The legislation, AB 1078, strengthens the state’s enforcement of laws that require diverse and inclusive education, and appears sure to get the signature of Gov. Gavin Newsom. The governor helped craft the legislation after a conservative Temecula school board rejected a lesson featuring slain gay rights icon and San Francisco politician Harvey Milk.
The bill comes after local school boards backed by conservative majorities have taken up textbooks and gender identity issues, echoing national talking points about an alleged infringement of “parental rights.”
“California is the true freedom state: a place where families — not political fanatics — have the freedom to decide what’s right for them,” Newsom, a Democrat, said in a statement Thursday. “All students deserve the freedom to read and learn about the truth, the world and themselves.”
The bill explicitly requires that school boards representing the state’s 1,000-plus districts approve textbooks that “accurately portray the cultural and racial diversity of our society,” and creates a process for county superintendents — and the state — to intervene if they fail to do so.
Districts that fail to comply will face a “fiscal penalty” that will decrease their state funding by impacting local school funding formulas.
“This bill is government blackmail to our locals,” said Assemblymember Devon Mathis (R-Visalia), who voted against AB 1078.
The California School Boards Association opposed the bill, calling it “draconian and duplicative” since the state has long had laws requiring lessons on LGBTQ+ history and ethnic studies.
The bill sets a “troubling precedent” for the state to leverage funding in order to punish school boards, CSBA said, and will lead to “an unintended impact on the district’s programs, its employees and students.”
The move is a rare interference by state officials in California, which has historically leaned on “local control” when it comes to schools. But Assemblymember Corey Jackson (D-Perris) said it’s necessary to protect children from discrimination.
“It will ensure that California pushes back against the disgusting practice of engaging in culture wars and stepping on the backs of vulnerable populations for political gains,” Jackson said on the Assembly floor on Thursday.
Jackson said the bill “has nothing to do with local control,” and that school boards are still in charge of many curriculum decisions but now the state has more power to ensure accountability.

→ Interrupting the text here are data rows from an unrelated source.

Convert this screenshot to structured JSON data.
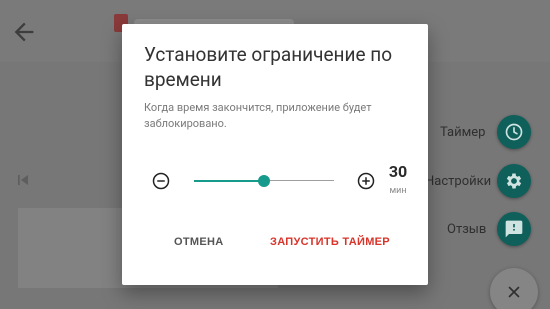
{
  "dialog": {
    "title": "Установите ограничение по времени",
    "message": "Когда время закончится, приложение будет заблокировано.",
    "slider": {
      "value": 30,
      "min": 0,
      "max": 60
    },
    "value_number": "30",
    "value_unit": "мин",
    "cancel_label": "ОТМЕНА",
    "start_label": "ЗАПУСТИТЬ ТАЙМЕР"
  },
  "fab_menu": {
    "items": [
      {
        "label": "Таймер",
        "icon": "clock-icon"
      },
      {
        "label": "Настройки",
        "icon": "gear-icon"
      },
      {
        "label": "Отзыв",
        "icon": "feedback-icon"
      }
    ],
    "close_icon": "close-icon"
  },
  "colors": {
    "accent": "#159a8c",
    "fab": "#0f5f5b",
    "danger_text": "#d8342a",
    "scrim": "#777777"
  }
}
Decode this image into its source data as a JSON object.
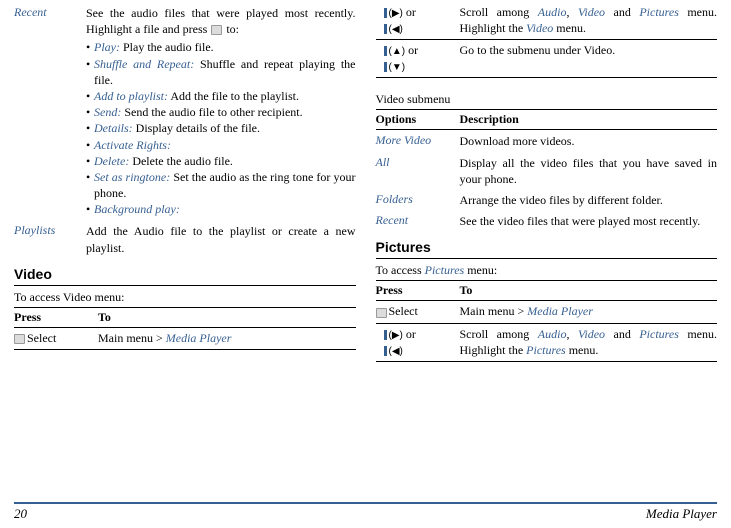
{
  "left": {
    "recent": {
      "label": "Recent",
      "desc_pre": "See the audio files that were played most recently. Highlight a file and press",
      "desc_post": "to:",
      "bullets": [
        {
          "term": "Play:",
          "desc": " Play the audio file."
        },
        {
          "term": "Shuffle and Repeat:",
          "desc": " Shuffle and repeat playing the file."
        },
        {
          "term": "Add to playlist:",
          "desc": " Add the file to the playlist."
        },
        {
          "term": "Send:",
          "desc": " Send the audio file to other recipient."
        },
        {
          "term": "Details:",
          "desc": " Display details of the file."
        },
        {
          "term": "Activate Rights:",
          "desc": ""
        },
        {
          "term": "Delete:",
          "desc": " Delete the audio file."
        },
        {
          "term": "Set as ringtone:",
          "desc": " Set the audio as the ring tone for your phone."
        },
        {
          "term": "Background play:",
          "desc": ""
        }
      ]
    },
    "playlists": {
      "label": "Playlists",
      "desc": "Add the Audio file to the playlist or create a new playlist."
    },
    "video_title": "Video",
    "video_sub": "To access Video menu:",
    "press": "Press",
    "to": "To",
    "select": "Select",
    "select_desc_pre": "Main menu > ",
    "select_desc_link": "Media Player"
  },
  "right": {
    "nav1": {
      "keys": "(▶) or (◀)",
      "desc_pre": "Scroll among ",
      "a1": "Audio",
      "c1": ", ",
      "a2": "Video",
      "c2": " and ",
      "a3": "Pictures",
      "desc_post": " menu. Highlight the ",
      "h": "Video",
      "desc_end": " menu."
    },
    "nav2": {
      "keys": "(▲) or (▼)",
      "desc": "Go to the submenu under Video."
    },
    "sub_title": "Video submenu",
    "options": "Options",
    "description": "Description",
    "more_video": {
      "label": "More Video",
      "desc": "Download more videos."
    },
    "all": {
      "label": "All",
      "desc": "Display all the video files that you have saved in your phone."
    },
    "folders": {
      "label": "Folders",
      "desc": "Arrange the video files by different folder."
    },
    "recent": {
      "label": "Recent",
      "desc": "See the video files that were played most recently."
    },
    "pictures_title": "Pictures",
    "pictures_sub_pre": "To access ",
    "pictures_sub_link": "Pictures",
    "pictures_sub_post": " menu:",
    "press": "Press",
    "to": "To",
    "select": "Select",
    "select_desc_pre": "Main menu > ",
    "select_desc_link": "Media Player",
    "nav3": {
      "keys": "(▶) or (◀)",
      "desc_pre": "Scroll among ",
      "a1": "Audio",
      "c1": ", ",
      "a2": "Video",
      "c2": " and ",
      "a3": "Pictures",
      "desc_post": " menu. Highlight the ",
      "h": "Pictures",
      "desc_end": " menu."
    }
  },
  "footer": {
    "page": "20",
    "chapter": "Media Player"
  }
}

In debates about the bill in the Capitol in Sacramento, Republicans said they were not aiming to discriminate but were concerned about “age appropriate” textbooks, especially when it comes to sex education.
State Sen. Janet Nguyen (R-Garden Grove) voted against AB 1078 and pointed to a case in Orange County, where the district eliminated the use of a digital library after a parent complained about a book called “A Polar Bear In Love.” In the Japanese book series, an older male polar bear tells a younger male seal he wants to marry him “when you grow up.”
Democrats cast doubt on claims of concern about age appropriate materials and said parents still can control what their children read, accusing Republicans instead of reaching for political gain by way of school boards.
“Too many times, the decisions on whether to ban books are driven by ideology — are driven by Qanon chat rooms and not by fact,” said state Sen. Dave Min (D-Irvine) who voted for the bill. “It’s under this guise of obscenity or protecting our children but that is not how we’ve seen it play out.”